Councilor Lindsy Bedingfield argued that the city doesn’t have a choice about whether or not to accept the current rate increase and that they must accept it, inviting anyone with concerns to review the contractor’s study.
“We really have very little choice on our billing rates,” Bedingfield said. “The document our contractor gave to us, anyone can come in and read it and look at the conclusions. I think this will be hard on certain families and members of our communities, but without a tax base, we don’t have a choice but to do this to shore it up.”
Transient room tax
The council also approved the first reading of an ordinance to raise the city’s transient lodging tax rate to 12 percent during the meeting, with a second reading set for its Sept. 21 meeting.
A memorandum on the change from Chestler states the approved resolution amends the city’s existing ordinance, increasing the current tax rate from 9.5 percent to 12 percent, which will be equivalent to Newport’s recent rate change and that of Warrenton.
In addition to the rate increase, the ordinance will revamp the city’s transient lodging tax procedures to meet state standards and laws, mirroring sample ordinances prepared for the city by the League of Oregon Cities and the city’s host compliance service provider, Granicus.
The revamp does not affect where short-term rentals are allowed within the city limits.
At least 70 percent of funds generated by the tax must go to tourism-related purposes within the city, while 30 percent can go to the city’s general fund.
In addition to the change, the council approved a $9,200 contract with Granicus, a software company offering host compliance services for short-term rental properties.
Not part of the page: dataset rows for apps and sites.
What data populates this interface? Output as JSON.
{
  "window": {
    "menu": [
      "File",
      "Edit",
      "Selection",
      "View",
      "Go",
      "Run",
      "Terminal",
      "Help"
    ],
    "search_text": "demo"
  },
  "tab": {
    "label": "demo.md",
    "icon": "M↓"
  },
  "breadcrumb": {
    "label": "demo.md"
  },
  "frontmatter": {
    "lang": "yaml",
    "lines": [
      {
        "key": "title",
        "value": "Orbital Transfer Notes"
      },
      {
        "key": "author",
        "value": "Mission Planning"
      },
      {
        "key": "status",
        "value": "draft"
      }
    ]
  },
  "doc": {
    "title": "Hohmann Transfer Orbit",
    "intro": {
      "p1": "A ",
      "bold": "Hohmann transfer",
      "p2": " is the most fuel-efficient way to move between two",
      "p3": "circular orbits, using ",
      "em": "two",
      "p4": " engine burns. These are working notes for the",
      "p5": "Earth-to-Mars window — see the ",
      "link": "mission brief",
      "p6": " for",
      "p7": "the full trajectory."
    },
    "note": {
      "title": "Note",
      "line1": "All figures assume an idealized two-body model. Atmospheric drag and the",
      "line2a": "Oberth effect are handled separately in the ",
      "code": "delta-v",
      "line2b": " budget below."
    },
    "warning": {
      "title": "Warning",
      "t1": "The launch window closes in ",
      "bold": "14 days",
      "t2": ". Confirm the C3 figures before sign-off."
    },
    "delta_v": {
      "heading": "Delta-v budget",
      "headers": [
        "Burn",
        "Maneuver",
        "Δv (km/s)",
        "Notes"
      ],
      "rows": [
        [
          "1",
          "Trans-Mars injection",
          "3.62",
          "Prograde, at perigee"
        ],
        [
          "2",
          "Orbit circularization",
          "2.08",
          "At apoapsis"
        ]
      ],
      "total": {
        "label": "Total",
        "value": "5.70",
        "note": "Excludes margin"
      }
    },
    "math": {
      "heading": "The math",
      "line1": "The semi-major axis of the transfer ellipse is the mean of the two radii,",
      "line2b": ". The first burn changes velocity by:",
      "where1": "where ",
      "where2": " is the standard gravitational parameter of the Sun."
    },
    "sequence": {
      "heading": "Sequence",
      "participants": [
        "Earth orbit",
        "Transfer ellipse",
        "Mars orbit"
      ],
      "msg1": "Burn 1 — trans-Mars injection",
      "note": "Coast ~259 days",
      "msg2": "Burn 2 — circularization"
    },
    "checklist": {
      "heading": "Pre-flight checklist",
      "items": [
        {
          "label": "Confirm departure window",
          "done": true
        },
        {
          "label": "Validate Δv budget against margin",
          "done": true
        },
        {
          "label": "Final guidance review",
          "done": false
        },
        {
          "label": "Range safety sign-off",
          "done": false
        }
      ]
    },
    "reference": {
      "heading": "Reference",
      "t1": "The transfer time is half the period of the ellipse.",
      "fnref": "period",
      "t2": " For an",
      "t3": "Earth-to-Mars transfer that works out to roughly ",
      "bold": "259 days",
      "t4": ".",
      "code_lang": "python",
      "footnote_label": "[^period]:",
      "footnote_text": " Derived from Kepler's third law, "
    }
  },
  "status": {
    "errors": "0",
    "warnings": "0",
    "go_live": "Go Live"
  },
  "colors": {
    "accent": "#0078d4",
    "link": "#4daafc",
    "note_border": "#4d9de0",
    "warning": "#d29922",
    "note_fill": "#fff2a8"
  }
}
The agreement would help the city identify short-term rentals in the city, and the company offers associated services on request, such as tax collection for transient room tax.
Other notable agenda items from the Tuesday meeting:
• Lincoln County Emergency Manager Jenny Demaris gave a presentation on the upcoming 2022 Cascadia Rising emergency preparedness event.
• The council approved a $3,700 capital expenditure to expand the city’s memorial wall.
• It was announced that the League of Oregon Cities canceled its annual conference, making a resolution to designate three delegates from the council unnecessary.
• Harbor Commissioner Liz Martin gave an update on the recent addition of envelopes and windshield tickets at the harbor launch ramp, which is meant to help with launch fee collection. Martin added that the Harbor Commission was working on a report on how much money has been collected since the launch fee rate was increased to $10.